Mitsuo Aida was a Japanese calligrapher and haikuist, who was one of the most prominent figures of the twentieth century. His life was devoted to a very specific ikigai: communicating emotions with seventeen-syllable poems using a shodo calligraphy brush, and he was yet another example of a Japanese who dedicated himself to a very specific ikigai.
The haikus Aida wrote emphasize the value of the present moment, as well as the passage of time, in many of them. Here is a poem that can perhaps be translated as “In the here and now, the only thing I care about is what you care about.”.
One of Aida’s poems in this collection simply says, “Here, now.” It is an artwork that portrays a sense of mono no aware (a melancholy appreciation of the ephemeral).
It is interesting to note that the following poem touches on one of the secrets of bringing ikigai into our lives: “Happiness is always determined by your heart.”
According to Aida, the last one, which is also written by her, means “Keep going; do not change your path.” The last one by Aida means “Keep going; do not change your path.”
In order to make your life meaningful, the pursuit of your ikigai and nurturing it every day are necessary steps to discovering your ikigai. Once you decide that this is what you want to accomplish with your life, you will be in a state of flow in everything you do, just as the calligrapher is in a state of flow as he writes on his canvas or the chef is still preparing sushi for his patrons after half a century.
Despite the fact that Ikigai is different for each of us, one thing we have in common is that we are all searching for meaning in our lives. It is true that when we are connected to what is meaningful to us, we live to the fullest; however, when we are disconnected from what is meaningful to us, we feel despair. With the advancement of modern living, it has become more and more difficult for us to remain connected to our true nature, which makes it easier for us to live meaningless life.
In the modern age, we are bombarded with powerful forces and incentives (money, power, attention, success) that distract us from living the life we want. Do not let them take control of your life. To help us connect with the awareness of ikigai, our intuition, and curiosity act like powerful internal compasses.
Those things, which you enjoy, should be followed, and those that you dislike should be avoided or changed. Don’t let your curiosity lead you wrong, and keep busy by doing things that make you happy and give you meaning. Even if it isn’t something big, like being a good parent or helping our neighbors, it can create meaning in our lives. Connecting with our ikigai requires a variety of strategies in order to achieve success.
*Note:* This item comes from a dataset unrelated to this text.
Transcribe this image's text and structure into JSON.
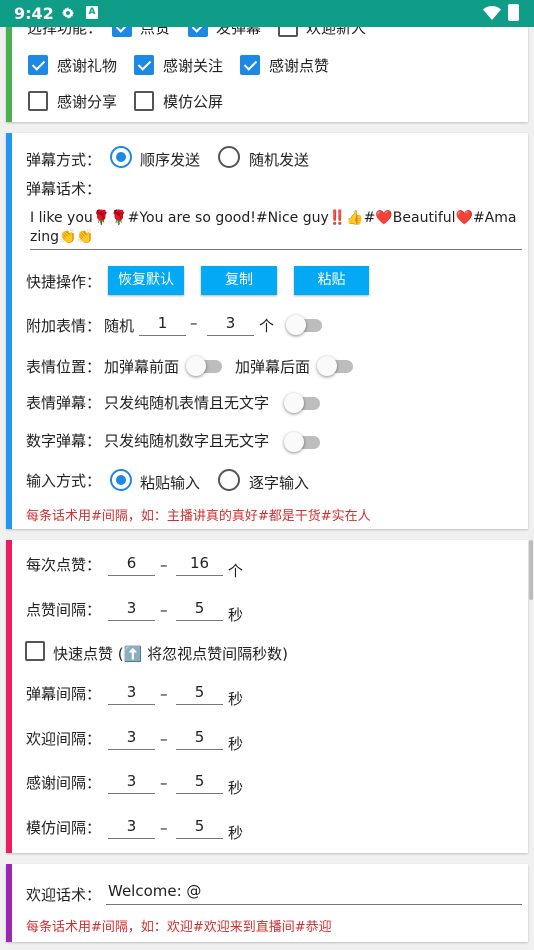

However, what we have learned from the Okinawans is that we should not be too concerned about finding it as much as we already are. It is important to understand that life is not a problem that needs to be solved. As long as you are surrounded by people who love you and keep yourself busy doing what you love, you will be able to have a great life and longer life.